Is eating late at night bad for you?
The idea that night-time noshing can derail your weight loss efforts seems like a no-brainer. But how does it? And what are the other effects of late night eating?
It’s common to want eat more (and choose junkier fare) in the evening: a takeaway or big bowl of dessert can be pretty appealing once you’re vegging out on the couch after a hectic day. “A lot of us use food to help us relax when we’re tired,” says Kelly Allison, PhD, director of the Centre for Weight and Eating Disorders at the University of Pennsylvania. “After a long day, we’re in the mindset of treating ourselves.”
It’s that kick-back-and-snack mindset that can spell trouble. The food we reach for when we eat late at night tends to be higher in calories than what we eat during the day. And if you’re zoned out in front of the TV, it can be easier to polish off more than you might have planned to. Add it all up, and it’s no wonder that several studies have shown that eating more of your food later in the day is linked to weight gain.
But there might be more to it: even if you pick wholesome foods and keep your portions in check, eating late might still make it harder to lose weight, findings suggest.
Why meal timing matters
In a recent University of Pennsylvania study, researchers put healthy adults on two different eating schedules for eight weeks each, tracking participants’ weight, metabolic activity, and other health markers. During the early eating schedule, participants consumed three meals and two snacks between 8am and 7pm. During the late eating schedule, participants ate the same amount of food between midday and 11pm. What happened? Not only did eating on the late schedule cause participants to gain weight and burn less fat, it also had a negative impact on their insulin and cholesterol levels.
When it comes to the why, the reasons why aren’t fully clear, but it could have something to do with our circadian rhythms - the biological clock that tells the body to be awake during the day and to feel sleepy at night. “If we’re meant to be eating during the day and fasting at night, when we don’t do that, our body’s clock gets out of sync,” says Allison, who co-authored the study. That could throw hormones out of whack that promote weight gain - and other experts agree. “The body seems to be optimised to digest and metabolise food earlier in the day, not later,” says Courtney Peterson, PhD, an Assistant Professor of Nutrition Sciences at the University of Alabama at Birmingham.
A study recently conducted by Peterson seems to back this up: when participants ate all three of their meals between 8am and 2pm and then fasted until the next morning, they burned more fat and felt less hungry compared to when they ate the same three meals on a standard schedule, between 8am and 8pm.

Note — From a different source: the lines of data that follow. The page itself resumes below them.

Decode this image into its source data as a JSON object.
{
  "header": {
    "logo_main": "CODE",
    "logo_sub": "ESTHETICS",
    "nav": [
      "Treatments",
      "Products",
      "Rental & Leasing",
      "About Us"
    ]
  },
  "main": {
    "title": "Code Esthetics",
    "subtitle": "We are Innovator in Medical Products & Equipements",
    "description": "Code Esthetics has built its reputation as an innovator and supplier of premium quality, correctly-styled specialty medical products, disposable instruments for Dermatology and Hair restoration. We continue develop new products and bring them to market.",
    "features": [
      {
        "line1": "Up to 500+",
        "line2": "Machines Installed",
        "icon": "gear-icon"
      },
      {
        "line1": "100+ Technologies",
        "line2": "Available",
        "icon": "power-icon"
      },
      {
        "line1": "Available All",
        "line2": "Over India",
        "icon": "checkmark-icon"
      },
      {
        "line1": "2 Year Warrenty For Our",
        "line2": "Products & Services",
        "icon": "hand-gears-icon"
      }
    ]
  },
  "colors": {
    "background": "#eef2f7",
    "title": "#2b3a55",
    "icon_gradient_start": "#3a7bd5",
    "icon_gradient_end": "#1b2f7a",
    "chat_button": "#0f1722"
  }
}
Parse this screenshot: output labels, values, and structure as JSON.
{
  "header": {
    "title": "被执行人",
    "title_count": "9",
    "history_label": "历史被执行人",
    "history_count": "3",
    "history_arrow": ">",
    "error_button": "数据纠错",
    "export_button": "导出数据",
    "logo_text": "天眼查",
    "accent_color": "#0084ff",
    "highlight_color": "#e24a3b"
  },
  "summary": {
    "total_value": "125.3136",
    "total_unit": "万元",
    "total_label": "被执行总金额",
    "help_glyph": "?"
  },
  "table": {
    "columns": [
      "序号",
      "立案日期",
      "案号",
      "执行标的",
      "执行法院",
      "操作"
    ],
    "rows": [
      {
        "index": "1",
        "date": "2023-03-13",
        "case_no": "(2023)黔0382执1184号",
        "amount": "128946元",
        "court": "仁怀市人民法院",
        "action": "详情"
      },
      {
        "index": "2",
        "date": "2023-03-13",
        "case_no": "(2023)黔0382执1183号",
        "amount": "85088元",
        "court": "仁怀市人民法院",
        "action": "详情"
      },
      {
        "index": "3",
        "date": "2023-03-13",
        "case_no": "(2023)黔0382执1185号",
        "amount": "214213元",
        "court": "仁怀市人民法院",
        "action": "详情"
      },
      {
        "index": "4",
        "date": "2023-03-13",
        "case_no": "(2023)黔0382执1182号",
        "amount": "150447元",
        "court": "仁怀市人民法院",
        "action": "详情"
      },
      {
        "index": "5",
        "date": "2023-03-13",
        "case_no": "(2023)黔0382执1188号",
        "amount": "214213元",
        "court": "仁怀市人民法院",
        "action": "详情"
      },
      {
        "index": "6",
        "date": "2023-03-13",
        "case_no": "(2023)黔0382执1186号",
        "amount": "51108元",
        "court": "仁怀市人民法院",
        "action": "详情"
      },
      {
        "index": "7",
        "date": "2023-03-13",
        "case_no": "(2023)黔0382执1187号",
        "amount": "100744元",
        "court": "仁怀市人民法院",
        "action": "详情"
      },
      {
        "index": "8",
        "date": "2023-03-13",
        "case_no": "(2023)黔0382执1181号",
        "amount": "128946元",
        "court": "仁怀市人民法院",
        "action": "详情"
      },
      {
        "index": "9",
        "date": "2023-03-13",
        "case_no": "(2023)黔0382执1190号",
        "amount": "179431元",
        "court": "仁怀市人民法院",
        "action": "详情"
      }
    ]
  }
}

Here’s why: after a meal, the body burns energy from glycogen - the sugar that’s stored in your liver. But after about 12 hours, the body starts to switch from burning glycogen to burning fat. “There’s a period of 12 to 24 hours where, if you fast, you’re dipping mostly into fat reserves. But the fast isn’t so long that it activates the body’s starvation response, where you start to break down muscle,” explains Peterson.
The later at night you eat, the shorter your overnight fasting period will likely be before eating again the next morning, which means your body might not go without fuel long enough to reach that fat-burning sweet spot.
Is there an optimal time to eat for weight loss?
Of course, these are just two small studies, and experts still have much to learn about optimal meal timing. Still, both Peterson and Allison agree that limiting late-night eating is a smart move for weight loss. “The findings aren’t definitive, but there’s growing evidence to suggest that not eating after 7pm would be helpful,” Allison says, even if that just means cutting out your after-dinner or late night snack.
And if that’s not realistic for your lifestyle? Consider keeping your eating schedule the same, but eating more of your calories at breakfast and lunch, and fewer at dinner. “Studies show that when both men and women follow this strategy, they lose more weight,” Peterson says.